WORK INSTRUCTION :: Exact copies of the records below are required.

(Interface dataset entries)

>>>

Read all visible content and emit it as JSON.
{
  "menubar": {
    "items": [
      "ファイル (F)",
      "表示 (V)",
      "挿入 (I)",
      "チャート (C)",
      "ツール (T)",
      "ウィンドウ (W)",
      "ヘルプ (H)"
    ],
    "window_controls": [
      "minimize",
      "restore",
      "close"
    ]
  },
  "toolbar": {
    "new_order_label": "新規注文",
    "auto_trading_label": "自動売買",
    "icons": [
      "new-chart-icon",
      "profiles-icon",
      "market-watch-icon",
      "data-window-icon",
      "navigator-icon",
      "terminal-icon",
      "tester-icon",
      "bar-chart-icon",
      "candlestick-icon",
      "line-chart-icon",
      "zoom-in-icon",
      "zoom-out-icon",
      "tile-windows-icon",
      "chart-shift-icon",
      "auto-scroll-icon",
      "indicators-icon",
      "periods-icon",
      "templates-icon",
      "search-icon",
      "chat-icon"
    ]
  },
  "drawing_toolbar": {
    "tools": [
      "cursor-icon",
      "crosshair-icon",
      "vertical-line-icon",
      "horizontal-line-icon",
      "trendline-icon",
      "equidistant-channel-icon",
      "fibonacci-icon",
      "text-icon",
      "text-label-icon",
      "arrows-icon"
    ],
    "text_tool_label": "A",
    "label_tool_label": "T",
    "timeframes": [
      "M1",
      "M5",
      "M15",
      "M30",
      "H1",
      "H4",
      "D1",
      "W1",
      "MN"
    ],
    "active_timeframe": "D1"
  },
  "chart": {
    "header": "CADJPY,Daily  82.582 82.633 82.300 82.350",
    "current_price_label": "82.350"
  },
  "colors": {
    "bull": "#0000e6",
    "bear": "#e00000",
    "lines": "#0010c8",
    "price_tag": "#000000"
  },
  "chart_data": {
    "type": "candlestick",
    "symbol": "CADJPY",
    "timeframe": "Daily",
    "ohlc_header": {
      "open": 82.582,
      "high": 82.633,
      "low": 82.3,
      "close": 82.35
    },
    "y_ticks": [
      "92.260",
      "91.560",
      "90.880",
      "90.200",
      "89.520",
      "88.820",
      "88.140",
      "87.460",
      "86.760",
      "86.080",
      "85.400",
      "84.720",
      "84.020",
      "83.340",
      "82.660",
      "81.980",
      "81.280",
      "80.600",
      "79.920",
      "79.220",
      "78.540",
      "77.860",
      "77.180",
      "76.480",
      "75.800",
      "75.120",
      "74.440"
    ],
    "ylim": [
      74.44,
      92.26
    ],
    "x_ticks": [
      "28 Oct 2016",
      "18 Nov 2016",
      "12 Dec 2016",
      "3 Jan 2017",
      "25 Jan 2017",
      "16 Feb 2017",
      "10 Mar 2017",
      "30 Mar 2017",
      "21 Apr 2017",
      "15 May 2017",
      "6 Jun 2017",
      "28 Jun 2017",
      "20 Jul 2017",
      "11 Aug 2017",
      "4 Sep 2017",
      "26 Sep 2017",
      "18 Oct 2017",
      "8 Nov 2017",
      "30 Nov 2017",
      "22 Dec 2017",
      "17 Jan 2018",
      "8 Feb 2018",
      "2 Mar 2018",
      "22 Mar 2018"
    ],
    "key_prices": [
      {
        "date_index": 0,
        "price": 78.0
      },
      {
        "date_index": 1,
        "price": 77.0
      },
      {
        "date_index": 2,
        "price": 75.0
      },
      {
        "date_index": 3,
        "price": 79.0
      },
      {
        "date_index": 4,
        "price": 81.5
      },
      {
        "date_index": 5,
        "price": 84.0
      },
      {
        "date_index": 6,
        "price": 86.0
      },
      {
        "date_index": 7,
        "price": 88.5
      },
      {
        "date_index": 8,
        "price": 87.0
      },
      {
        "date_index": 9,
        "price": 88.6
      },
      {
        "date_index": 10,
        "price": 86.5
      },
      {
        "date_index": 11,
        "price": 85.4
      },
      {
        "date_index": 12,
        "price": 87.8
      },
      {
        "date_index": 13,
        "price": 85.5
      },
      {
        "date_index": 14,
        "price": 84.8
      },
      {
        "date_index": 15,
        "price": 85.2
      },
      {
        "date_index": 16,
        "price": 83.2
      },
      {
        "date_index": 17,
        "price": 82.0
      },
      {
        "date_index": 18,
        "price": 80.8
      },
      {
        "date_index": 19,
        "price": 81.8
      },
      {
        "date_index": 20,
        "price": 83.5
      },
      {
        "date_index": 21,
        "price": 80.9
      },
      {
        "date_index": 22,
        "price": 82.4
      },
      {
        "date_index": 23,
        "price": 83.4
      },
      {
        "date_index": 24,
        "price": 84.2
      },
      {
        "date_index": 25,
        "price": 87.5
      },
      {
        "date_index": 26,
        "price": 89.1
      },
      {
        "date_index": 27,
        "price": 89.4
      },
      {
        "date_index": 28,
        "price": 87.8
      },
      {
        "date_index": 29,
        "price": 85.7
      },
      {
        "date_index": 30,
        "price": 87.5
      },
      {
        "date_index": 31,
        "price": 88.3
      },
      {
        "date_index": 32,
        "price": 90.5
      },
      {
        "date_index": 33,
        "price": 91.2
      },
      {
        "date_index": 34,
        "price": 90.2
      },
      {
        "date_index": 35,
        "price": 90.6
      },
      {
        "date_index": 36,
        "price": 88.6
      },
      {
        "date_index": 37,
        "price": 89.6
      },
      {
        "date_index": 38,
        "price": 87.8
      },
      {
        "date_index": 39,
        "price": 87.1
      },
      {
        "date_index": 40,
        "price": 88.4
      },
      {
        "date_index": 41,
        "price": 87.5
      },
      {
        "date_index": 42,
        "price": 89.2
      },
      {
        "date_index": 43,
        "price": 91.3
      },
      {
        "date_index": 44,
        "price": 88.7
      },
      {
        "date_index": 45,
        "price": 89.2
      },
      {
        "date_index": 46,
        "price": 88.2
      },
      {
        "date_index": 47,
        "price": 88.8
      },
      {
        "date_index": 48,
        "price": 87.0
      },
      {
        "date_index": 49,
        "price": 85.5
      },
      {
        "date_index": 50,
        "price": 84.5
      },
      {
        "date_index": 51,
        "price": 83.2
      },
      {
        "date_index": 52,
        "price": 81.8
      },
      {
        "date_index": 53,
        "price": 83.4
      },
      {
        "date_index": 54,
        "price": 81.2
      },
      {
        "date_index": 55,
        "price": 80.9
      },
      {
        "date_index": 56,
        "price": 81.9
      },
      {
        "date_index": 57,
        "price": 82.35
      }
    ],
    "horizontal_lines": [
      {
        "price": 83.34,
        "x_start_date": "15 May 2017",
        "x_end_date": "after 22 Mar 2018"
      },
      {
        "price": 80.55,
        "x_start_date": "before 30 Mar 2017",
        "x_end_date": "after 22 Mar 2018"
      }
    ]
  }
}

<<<

RESPONSE TO THE EXERCISE ::
Read all visible content and emit it as JSON.
{
  "menubar": {
    "items": [
      "ファイル (F)",
      "表示 (V)",
      "挿入 (I)",
      "チャート (C)",
      "ツール (T)",
      "ウィンドウ (W)",
      "ヘルプ (H)"
    ],
    "window_controls": [
      "minimize",
      "restore",
      "close"
    ]
  },
  "toolbar": {
    "new_order_label": "新規注文",
    "auto_trading_label": "自動売買",
    "icons": [
      "new-chart-icon",
      "profiles-icon",
      "market-watch-icon",
      "data-window-icon",
      "navigator-icon",
      "terminal-icon",
      "tester-icon",
      "bar-chart-icon",
      "candlestick-icon",
      "line-chart-icon",
      "zoom-in-icon",
      "zoom-out-icon",
      "tile-windows-icon",
      "chart-shift-icon",
      "auto-scroll-icon",
      "indicators-icon",
      "periods-icon",
      "templates-icon",
      "search-icon",
      "chat-icon"
    ]
  },
  "drawing_toolbar": {
    "tools": [
      "cursor-icon",
      "crosshair-icon",
      "vertical-line-icon",
      "horizontal-line-icon",
      "trendline-icon",
      "equidistant-channel-icon",
      "fibonacci-icon",
      "text-icon",
      "text-label-icon",
      "arrows-icon"
    ],
    "text_tool_label": "A",
    "label_tool_label": "T",
    "timeframes": [
      "M1",
      "M5",
      "M15",
      "M30",
      "H1",
      "H4",
      "D1",
      "W1",
      "MN"
    ],
    "active_timeframe": "D1"
  },
  "chart": {
    "header": "CADJPY,Daily  82.582 82.633 82.300 82.350",
    "current_price_label": "82.350"
  },
  "colors": {
    "bull": "#0000e6",
    "bear": "#e00000",
    "lines": "#0010c8",
    "price_tag": "#000000"
  },
  "chart_data": {
    "type": "candlestick",
    "symbol": "CADJPY",
    "timeframe": "Daily",
    "ohlc_header": {
      "open": 82.582,
      "high": 82.633,
      "low": 82.3,
      "close": 82.35
    },
    "y_ticks": [
      "92.260",
      "91.560",
      "90.880",
      "90.200",
      "89.520",
      "88.820",
      "88.140",
      "87.460",
      "86.760",
      "86.080",
      "85.400",
      "84.720",
      "84.020",
      "83.340",
      "82.660",
      "81.980",
      "81.280",
      "80.600",
      "79.920",
      "79.220",
      "78.540",
      "77.860",
      "77.180",
      "76.480",
      "75.800",
      "75.120",
      "74.440"
    ],
    "ylim": [
      74.44,
      92.26
    ],
    "x_ticks": [
      "28 Oct 2016",
      "18 Nov 2016",
      "12 Dec 2016",
      "3 Jan 2017",
      "25 Jan 2017",
      "16 Feb 2017",
      "10 Mar 2017",
      "30 Mar 2017",
      "21 Apr 2017",
      "15 May 2017",
      "6 Jun 2017",
      "28 Jun 2017",
      "20 Jul 2017",
      "11 Aug 2017",
      "4 Sep 2017",
      "26 Sep 2017",
      "18 Oct 2017",
      "8 Nov 2017",
      "30 Nov 2017",
      "22 Dec 2017",
      "17 Jan 2018",
      "8 Feb 2018",
      "2 Mar 2018",
      "22 Mar 2018"
    ],
    "key_prices": [
      {
        "date_index": 0,
        "price": 78.0
      },
      {
        "date_index": 1,
        "price": 77.0
      },
      {
        "date_index": 2,
        "price": 75.0
      },
      {
        "date_index": 3,
        "price": 79.0
      },
      {
        "date_index": 4,
        "price": 81.5
      },
      {
        "date_index": 5,
        "price": 84.0
      },
      {
        "date_index": 6,
        "price": 86.0
      },
      {
        "date_index": 7,
        "price": 88.5
      },
      {
        "date_index": 8,
        "price": 87.0
      },
      {
        "date_index": 9,
        "price": 88.6
      },
      {
        "date_index": 10,
        "price": 86.5
      },
      {
        "date_index": 11,
        "price": 85.4
      },
      {
        "date_index": 12,
        "price": 87.8
      },
      {
        "date_index": 13,
        "price": 85.5
      },
      {
        "date_index": 14,
        "price": 84.8
      },
      {
        "date_index": 15,
        "price": 85.2
      },
      {
        "date_index": 16,
        "price": 83.2
      },
      {
        "date_index": 17,
        "price": 82.0
      },
      {
        "date_index": 18,
        "price": 80.8
      },
      {
        "date_index": 19,
        "price": 81.8
      },
      {
        "date_index": 20,
        "price": 83.5
      },
      {
        "date_index": 21,
        "price": 80.9
      },
      {
        "date_index": 22,
        "price": 82.4
      },
      {
        "date_index": 23,
        "price": 83.4
      },
      {
        "date_index": 24,
        "price": 84.2
      },
      {
        "date_index": 25,
        "price": 87.5
      },
      {
        "date_index": 26,
        "price": 89.1
      },
      {
        "date_index": 27,
        "price": 89.4
      },
      {
        "date_index": 28,
        "price": 87.8
      },
      {
        "date_index": 29,
        "price": 85.7
      },
      {
        "date_index": 30,
        "price": 87.5
      },
      {
        "date_index": 31,
        "price": 88.3
      },
      {
        "date_index": 32,
        "price": 90.5
      },
      {
        "date_index": 33,
        "price": 91.2
      },
      {
        "date_index": 34,
        "price": 90.2
      },
      {
        "date_index": 35,
        "price": 90.6
      },
      {
        "date_index": 36,
        "price": 88.6
      },
      {
        "date_index": 37,
        "price": 89.6
      },
      {
        "date_index": 38,
        "price": 87.8
      },
      {
        "date_index": 39,
        "price": 87.1
      },
      {
        "date_index": 40,
        "price": 88.4
      },
      {
        "date_index": 41,
        "price": 87.5
      },
      {
        "date_index": 42,
        "price": 89.2
      },
      {
        "date_index": 43,
        "price": 91.3
      },
      {
        "date_index": 44,
        "price": 88.7
      },
      {
        "date_index": 45,
        "price": 89.2
      },
      {
        "date_index": 46,
        "price": 88.2
      },
      {
        "date_index": 47,
        "price": 88.8
      },
      {
        "date_index": 48,
        "price": 87.0
      },
      {
        "date_index": 49,
        "price": 85.5
      },
      {
        "date_index": 50,
        "price": 84.5
      },
      {
        "date_index": 51,
        "price": 83.2
      },
      {
        "date_index": 52,
        "price": 81.8
      },
      {
        "date_index": 53,
        "price": 83.4
      },
      {
        "date_index": 54,
        "price": 81.2
      },
      {
        "date_index": 55,
        "price": 80.9
      },
      {
        "date_index": 56,
        "price": 81.9
      },
      {
        "date_index": 57,
        "price": 82.35
      }
    ],
    "horizontal_lines": [
      {
        "price": 83.34,
        "x_start_date": "15 May 2017",
        "x_end_date": "after 22 Mar 2018"
      },
      {
        "price": 80.55,
        "x_start_date": "before 30 Mar 2017",
        "x_end_date": "after 22 Mar 2018"
      }
    ]
  }
}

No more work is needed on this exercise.